--- PROVIDED RECORDS Enclosed Below ---
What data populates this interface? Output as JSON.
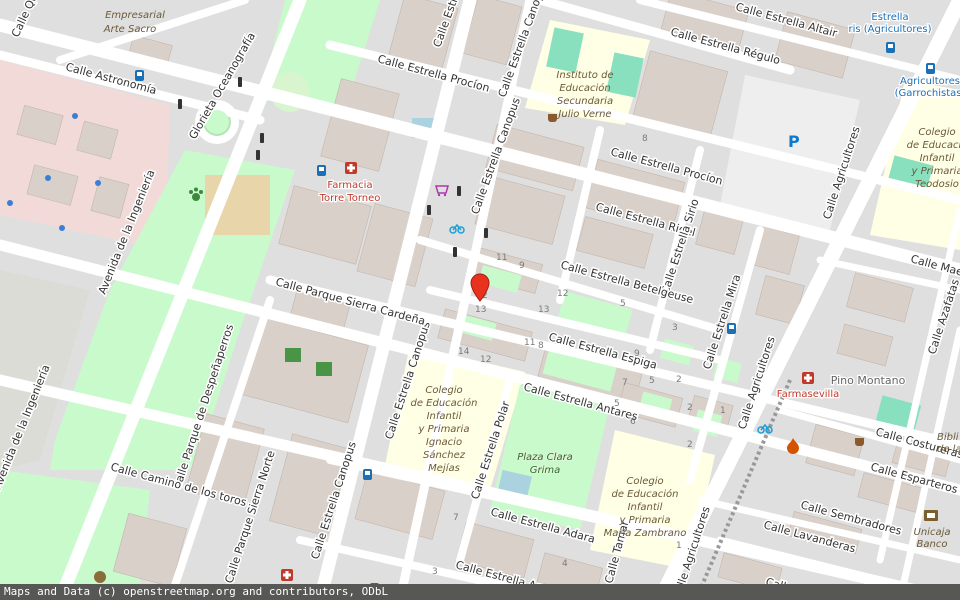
{
  "attribution": "Maps and Data (c) openstreetmap.org and contributors, ODbL",
  "marker": {
    "name": "selected-location-marker"
  },
  "streets": [
    "Calle Astronomía",
    "Glorieta Oceanografía",
    "Avenida de la Ingeniería",
    "Avenida de la Ingeniería",
    "Calle Estrella Procíon",
    "Calle Estrella Canopus",
    "Calle Estrella Canopus",
    "Calle Estrella Canopus",
    "Calle Estrella Canopus",
    "Calle Estrella Canopus",
    "Calle Estrella Régulo",
    "Calle Estrella Altair",
    "Calle Estrella Procíon",
    "Calle Estrella Rigel",
    "Calle Estrella Sirio",
    "Calle Estrella Betelgeuse",
    "Calle Estrella Mira",
    "Calle Agricultores",
    "Calle Agricultores",
    "Calle Agricultores",
    "Calle Parque Sierra Cardeña",
    "Calle Estrella Espiga",
    "Calle Estrella Antares",
    "Calle Estrella Polar",
    "Calle Parque de Despeñaperros",
    "Calle Parque Sierra Norte",
    "Calle Camino de los toros",
    "Calle Estrella Adara",
    "Calle Estrella Agena",
    "Calle Maes",
    "Calle Azafatas",
    "Calle Costureras",
    "Calle Esparteros",
    "Calle Sembradores",
    "Calle Lavanderas",
    "Calle Cristaleros",
    "Calle Qu",
    "Calle Tamar"
  ],
  "pois": {
    "park_top": "Parque Empresarial Arte Sacro",
    "school_verne": "Instituto de Educación Secundaria Julio Verne",
    "school_teodosio": "Colegio de Educación Infantil y Primaria Teodosio",
    "school_sanchez": "Colegio de Educación Infantil y Primaria Ignacio Sánchez Mejías",
    "school_zambrano": "Colegio de Educación Infantil y Primaria María Zambrano",
    "pharmacy_torre": "Farmacia Torre Torneo",
    "pharmacy_sevilla": "Farmasevilla",
    "plaza": "Plaza Clara Grima",
    "district": "Pino Montano",
    "bus_estrella": "Estrella ris (Agricultores)",
    "bus_agricultores": "Agricultores (Garrochistas)",
    "unicaja": "Unicaja Banco",
    "biblio": "Bibli de la",
    "parking": "P"
  },
  "house_numbers": [
    "11",
    "9",
    "2",
    "12",
    "13",
    "5",
    "13",
    "11",
    "8",
    "3",
    "14",
    "12",
    "9",
    "7",
    "5",
    "2",
    "5",
    "6",
    "2",
    "1",
    "2",
    "7",
    "3",
    "4",
    "8",
    "3",
    "4",
    "1"
  ],
  "colors": {
    "background": "#f2efe9",
    "building": "#d9d0c9",
    "park": "#c8facc",
    "school": "#ffffe5",
    "residential": "#e0dfdf",
    "road": "#ffffff",
    "commercial": "#f2dad9",
    "marker": "#e8321e",
    "pharmacy": "#c0392b",
    "bus": "#1b6fb5"
  }
}
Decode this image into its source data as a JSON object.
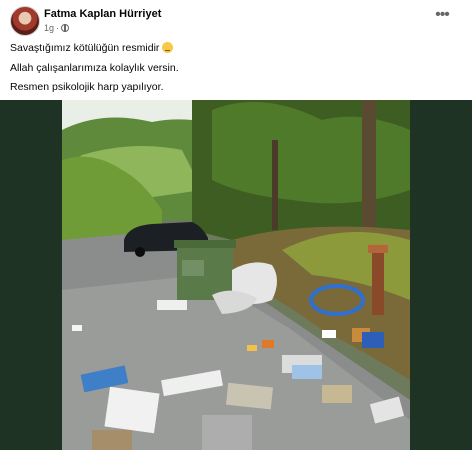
{
  "post": {
    "author": "Fatma Kaplan Hürriyet",
    "time": "1g",
    "separator": "·",
    "privacy_icon": "globe-icon",
    "more_icon": "more-options-icon",
    "more_label": "•••",
    "lines": [
      "Savaştığımız kötülüğün resmidir",
      "Allah çalışanlarımıza kolaylık versin.",
      "Resmen psikolojik harp yapılıyor."
    ],
    "emoji": "thinking-face-emoji"
  },
  "colors": {
    "page_background": "#1f3324",
    "card_background": "#ffffff",
    "text_primary": "#050505",
    "text_secondary": "#65676b"
  }
}
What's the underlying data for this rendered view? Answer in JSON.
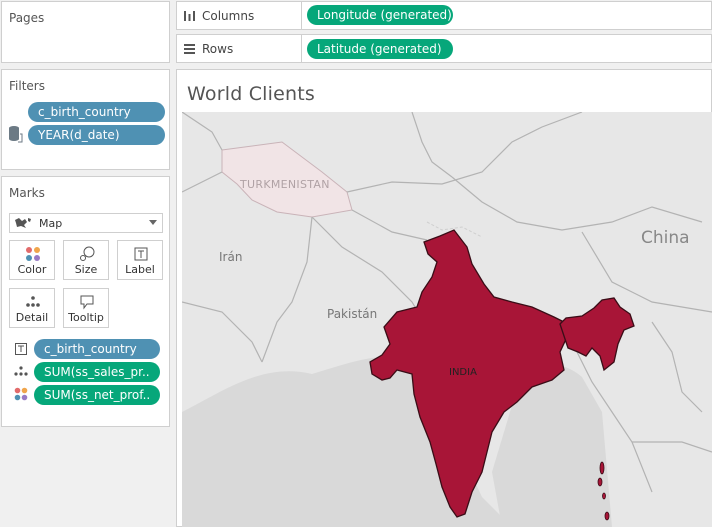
{
  "pages": {
    "title": "Pages"
  },
  "filters": {
    "title": "Filters",
    "items": [
      "c_birth_country",
      "YEAR(d_date)"
    ]
  },
  "marks": {
    "title": "Marks",
    "type": "Map",
    "buttons": {
      "color": "Color",
      "size": "Size",
      "label": "Label",
      "detail": "Detail",
      "tooltip": "Tooltip"
    },
    "fields": [
      "c_birth_country",
      "SUM(ss_sales_pr..",
      "SUM(ss_net_prof.."
    ]
  },
  "shelves": {
    "columns_label": "Columns",
    "columns_pill": "Longitude (generated)",
    "rows_label": "Rows",
    "rows_pill": "Latitude (generated)"
  },
  "view": {
    "title": "World Clients",
    "labels": {
      "turkmenistan": "TURKMENISTAN",
      "iran": "Irán",
      "pakistan": "Pakistán",
      "china": "China",
      "india": "INDIA"
    },
    "highlight_color": "#a81537"
  }
}
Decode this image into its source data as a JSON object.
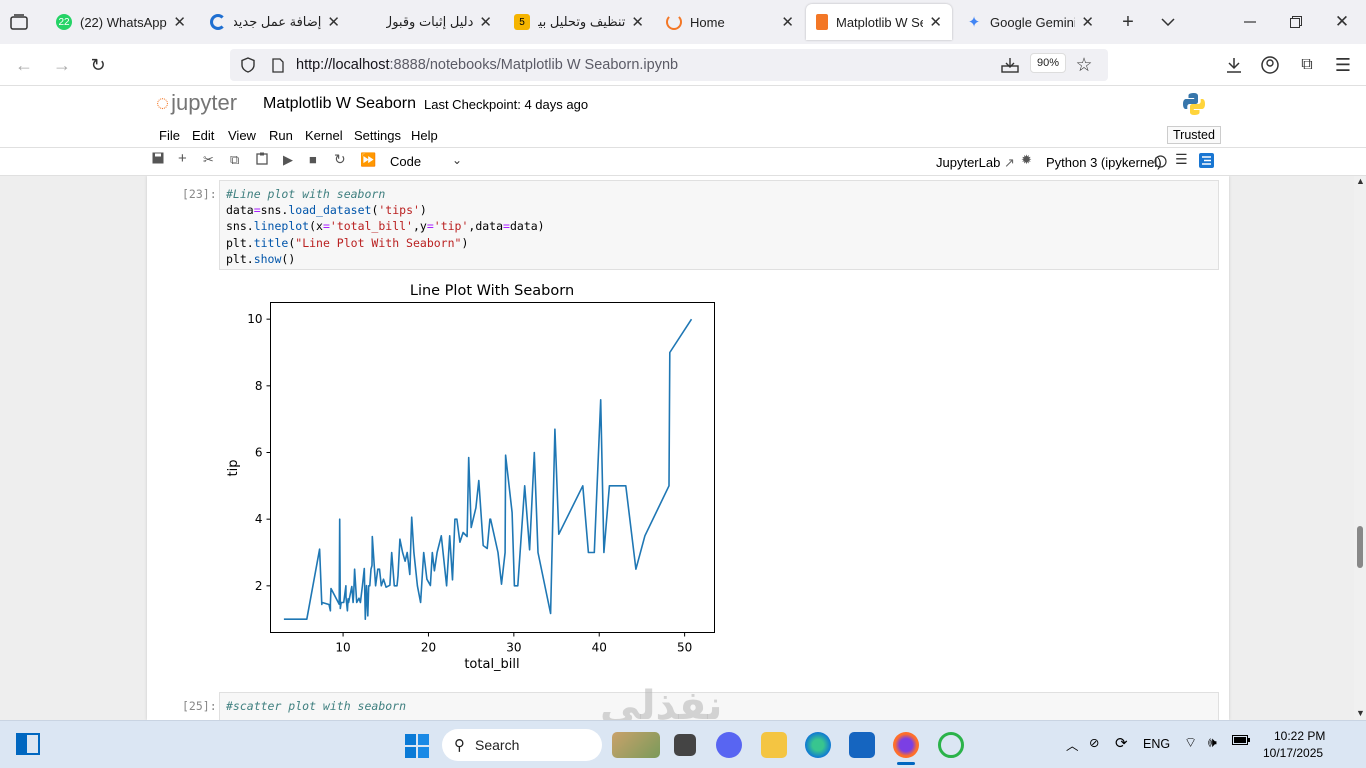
{
  "browser": {
    "tabs": [
      {
        "title": "(22) WhatsApp",
        "badge": "22",
        "icon": "whatsapp-icon",
        "active": false
      },
      {
        "title": "إضافة عمل جديد |",
        "icon": "swirl-icon",
        "active": false
      },
      {
        "title": "دليل إثبات وقبول المهـ",
        "icon": "blank-icon",
        "active": false
      },
      {
        "title": "تنظيف وتحليل بيانـ",
        "badge": "5",
        "icon": "yellow-badge-icon",
        "active": false
      },
      {
        "title": "Home",
        "icon": "spinner-icon",
        "active": false
      },
      {
        "title": "Matplotlib W Seal",
        "icon": "notebook-icon",
        "active": true
      },
      {
        "title": "Google Gemini",
        "icon": "gemini-icon",
        "active": false
      }
    ],
    "url_host": "http://localhost",
    "url_rest": ":8888/notebooks/Matplotlib W Seaborn.ipynb",
    "zoom": "90%"
  },
  "jupyter": {
    "logo_text": "jupyter",
    "notebook_title": "Matplotlib W Seaborn",
    "checkpoint": "Last Checkpoint: 4 days ago",
    "menu": [
      "File",
      "Edit",
      "View",
      "Run",
      "Kernel",
      "Settings",
      "Help"
    ],
    "trusted": "Trusted",
    "cell_type": "Code",
    "jupyterlab_link": "JupyterLab",
    "kernel": "Python 3 (ipykernel)"
  },
  "cells": [
    {
      "prompt": "[23]:",
      "lines": [
        "#Line plot with seaborn",
        "data=sns.load_dataset('tips')",
        "sns.lineplot(x='total_bill',y='tip',data=data)",
        "plt.title(\"Line Plot With Seaborn\")",
        "plt.show()"
      ]
    },
    {
      "prompt": "[25]:",
      "lines": [
        "#scatter plot with seaborn"
      ]
    }
  ],
  "chart_data": {
    "type": "line",
    "title": "Line Plot With Seaborn",
    "xlabel": "total_bill",
    "ylabel": "tip",
    "xlim": [
      1.5,
      53.5
    ],
    "ylim": [
      0.6,
      10.5
    ],
    "xticks": [
      10,
      20,
      30,
      40,
      50
    ],
    "yticks": [
      2,
      4,
      6,
      8,
      10
    ],
    "color": "#1f77b4",
    "grid": false,
    "series": [
      {
        "x": [
          3.07,
          5.75,
          7.25,
          7.51,
          7.56,
          8.35,
          8.51,
          8.52,
          8.58,
          9.55,
          9.6,
          9.68,
          9.78,
          10.07,
          10.33,
          10.34,
          10.51,
          10.59,
          10.65,
          11.02,
          11.17,
          11.24,
          11.35,
          11.59,
          11.87,
          12.03,
          12.26,
          12.48,
          12.6,
          12.74,
          12.9,
          13.0,
          13.03,
          13.13,
          13.27,
          13.39,
          13.42,
          13.81,
          14.07,
          14.26,
          14.48,
          14.73,
          15.04,
          15.36,
          15.48,
          15.69,
          16.0,
          16.31,
          16.43,
          16.66,
          16.97,
          17.26,
          17.51,
          17.81,
          18.04,
          18.29,
          18.71,
          19.08,
          19.44,
          19.82,
          20.23,
          20.45,
          20.69,
          21.01,
          21.5,
          22.12,
          22.49,
          22.82,
          23.1,
          23.33,
          23.68,
          24.06,
          24.52,
          24.71,
          25.0,
          25.56,
          25.89,
          26.41,
          26.88,
          27.2,
          27.28,
          28.15,
          28.55,
          28.97,
          29.03,
          29.8,
          30.06,
          30.46,
          31.27,
          31.85,
          32.4,
          32.83,
          34.3,
          34.81,
          35.26,
          38.07,
          38.73,
          39.42,
          40.17,
          40.55,
          41.19,
          43.11,
          44.3,
          45.35,
          48.17,
          48.27,
          50.81
        ],
        "y": [
          1.0,
          1.0,
          3.1,
          1.44,
          1.5,
          1.44,
          1.25,
          1.48,
          1.92,
          1.45,
          4.0,
          1.32,
          1.5,
          1.5,
          2.0,
          1.66,
          1.25,
          1.61,
          1.5,
          1.98,
          1.5,
          1.76,
          2.5,
          1.5,
          1.63,
          1.5,
          2.0,
          2.52,
          1.0,
          2.01,
          1.1,
          2.0,
          2.0,
          2.0,
          2.5,
          2.61,
          3.48,
          2.0,
          2.5,
          2.5,
          2.0,
          2.2,
          1.96,
          2.0,
          2.02,
          3.0,
          2.0,
          2.0,
          2.3,
          3.4,
          3.0,
          2.74,
          3.0,
          2.34,
          4.06,
          3.0,
          2.0,
          1.5,
          3.0,
          2.2,
          2.01,
          3.0,
          2.45,
          3.0,
          3.5,
          2.0,
          3.5,
          2.18,
          4.0,
          4.0,
          3.31,
          3.6,
          3.48,
          5.85,
          3.75,
          4.34,
          5.16,
          3.21,
          3.12,
          4.0,
          4.0,
          3.0,
          2.05,
          3.0,
          5.92,
          4.2,
          2.0,
          2.0,
          5.0,
          3.08,
          6.0,
          3.0,
          1.17,
          6.7,
          3.55,
          5.0,
          3.0,
          3.0,
          7.58,
          3.0,
          5.0,
          5.0,
          2.5,
          3.5,
          5.0,
          9.0,
          10.0
        ]
      }
    ]
  },
  "taskbar": {
    "search_placeholder": "Search",
    "language": "ENG",
    "time": "10:22 PM",
    "date": "10/17/2025"
  },
  "watermark": "نفذلي"
}
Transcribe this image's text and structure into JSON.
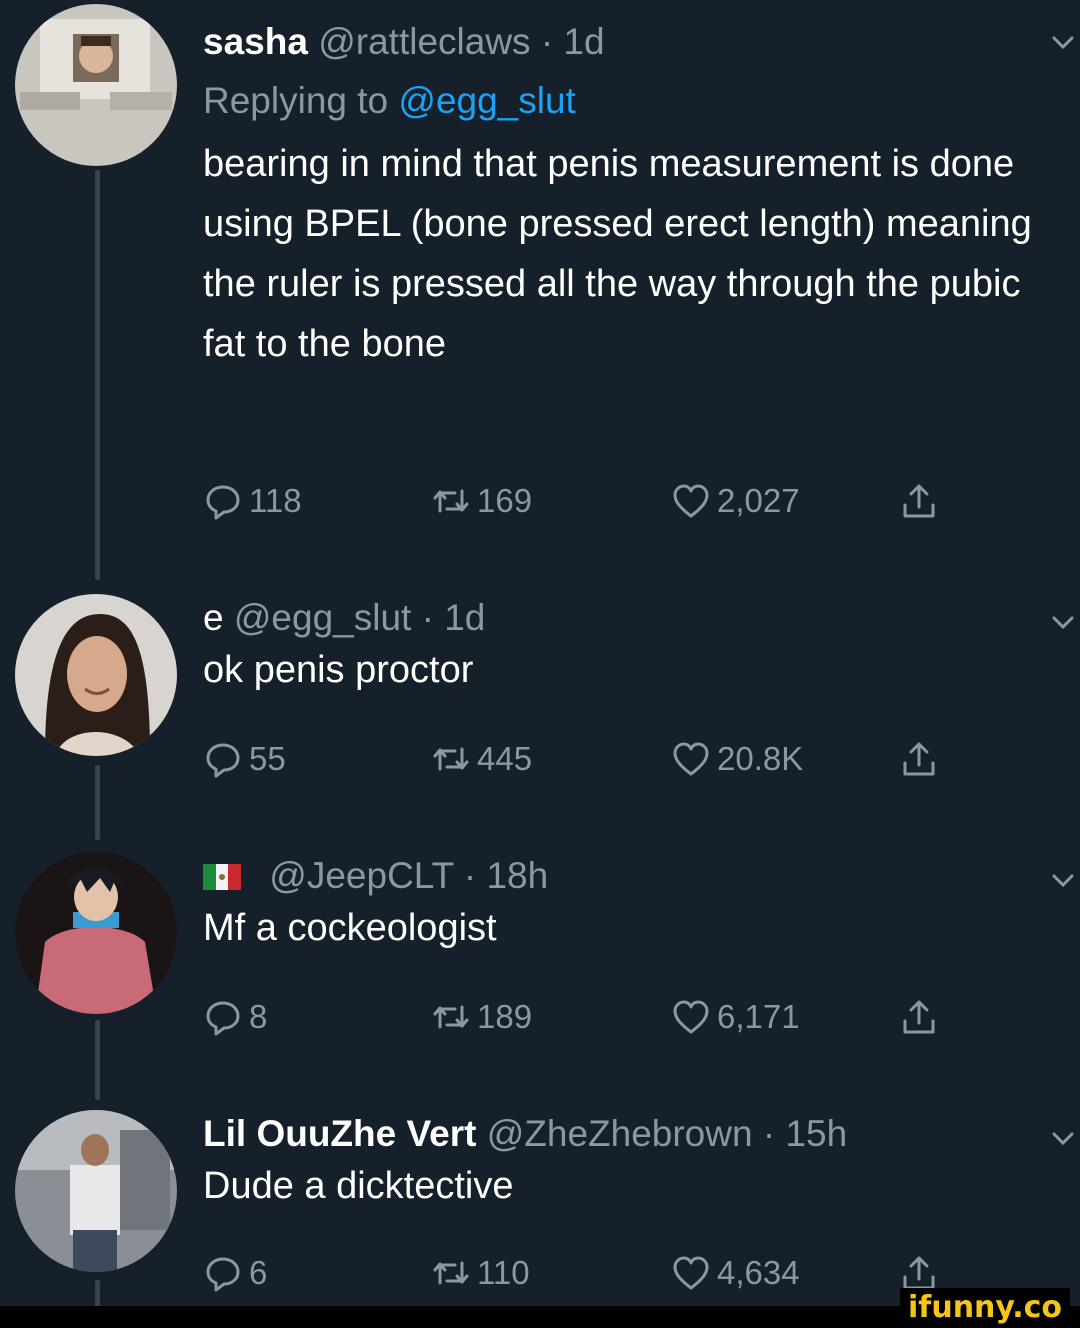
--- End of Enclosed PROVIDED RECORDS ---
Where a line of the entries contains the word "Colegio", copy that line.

» **EXERCISE OUTPUT**
    "school_teodosio": "Colegio de Educación Infantil y Primaria Teodosio",
    "school_sanchez": "Colegio de Educación Infantil y Primaria Ignacio Sánchez Mejías",
    "school_zambrano": "Colegio de Educación Infantil y Primaria María Zambrano",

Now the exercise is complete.